What you have to do:
Reproduce the entries word for word, and omit any picture you find in them.
Recorded information Block Start
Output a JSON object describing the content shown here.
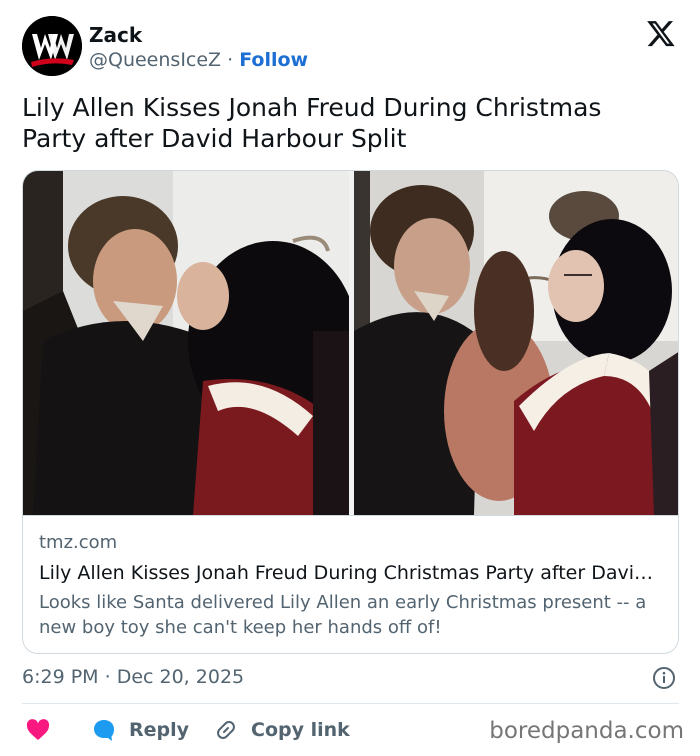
{
  "author": {
    "name": "Zack",
    "handle": "@QueensIceZ",
    "separator": "·",
    "follow_label": "Follow"
  },
  "tweet": {
    "text": "Lily Allen Kisses Jonah Freud During Christmas Party after David Harbour Split"
  },
  "card": {
    "domain": "tmz.com",
    "title": "Lily Allen Kisses Jonah Freud During Christmas Party after Davi…",
    "description": "Looks like Santa delivered Lily Allen an early Christmas present -- a new boy toy she can't keep her hands off of!"
  },
  "meta": {
    "time": "6:29 PM",
    "separator": "·",
    "date": "Dec 20, 2025"
  },
  "actions": {
    "reply_label": "Reply",
    "copy_label": "Copy link"
  },
  "icons": {
    "avatar": "wwe-logo",
    "platform": "x-icon",
    "info": "info-icon",
    "like": "heart-icon",
    "reply": "speech-bubble-icon",
    "copy": "link-icon"
  },
  "colors": {
    "follow": "#1d6fd4",
    "heart": "#f91880",
    "reply_icon": "#1d9bf0",
    "secondary_text": "#536471"
  },
  "watermark": "boredpanda.com"
}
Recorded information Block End
Written response:
Output a JSON object describing the content shown here.
{
  "author": {
    "name": "Zack",
    "handle": "@QueensIceZ",
    "separator": "·",
    "follow_label": "Follow"
  },
  "tweet": {
    "text": "Lily Allen Kisses Jonah Freud During Christmas Party after David Harbour Split"
  },
  "card": {
    "domain": "tmz.com",
    "title": "Lily Allen Kisses Jonah Freud During Christmas Party after Davi…",
    "description": "Looks like Santa delivered Lily Allen an early Christmas present -- a new boy toy she can't keep her hands off of!"
  },
  "meta": {
    "time": "6:29 PM",
    "separator": "·",
    "date": "Dec 20, 2025"
  },
  "actions": {
    "reply_label": "Reply",
    "copy_label": "Copy link"
  },
  "icons": {
    "avatar": "wwe-logo",
    "platform": "x-icon",
    "info": "info-icon",
    "like": "heart-icon",
    "reply": "speech-bubble-icon",
    "copy": "link-icon"
  },
  "colors": {
    "follow": "#1d6fd4",
    "heart": "#f91880",
    "reply_icon": "#1d9bf0",
    "secondary_text": "#536471"
  },
  "watermark": "boredpanda.com"
}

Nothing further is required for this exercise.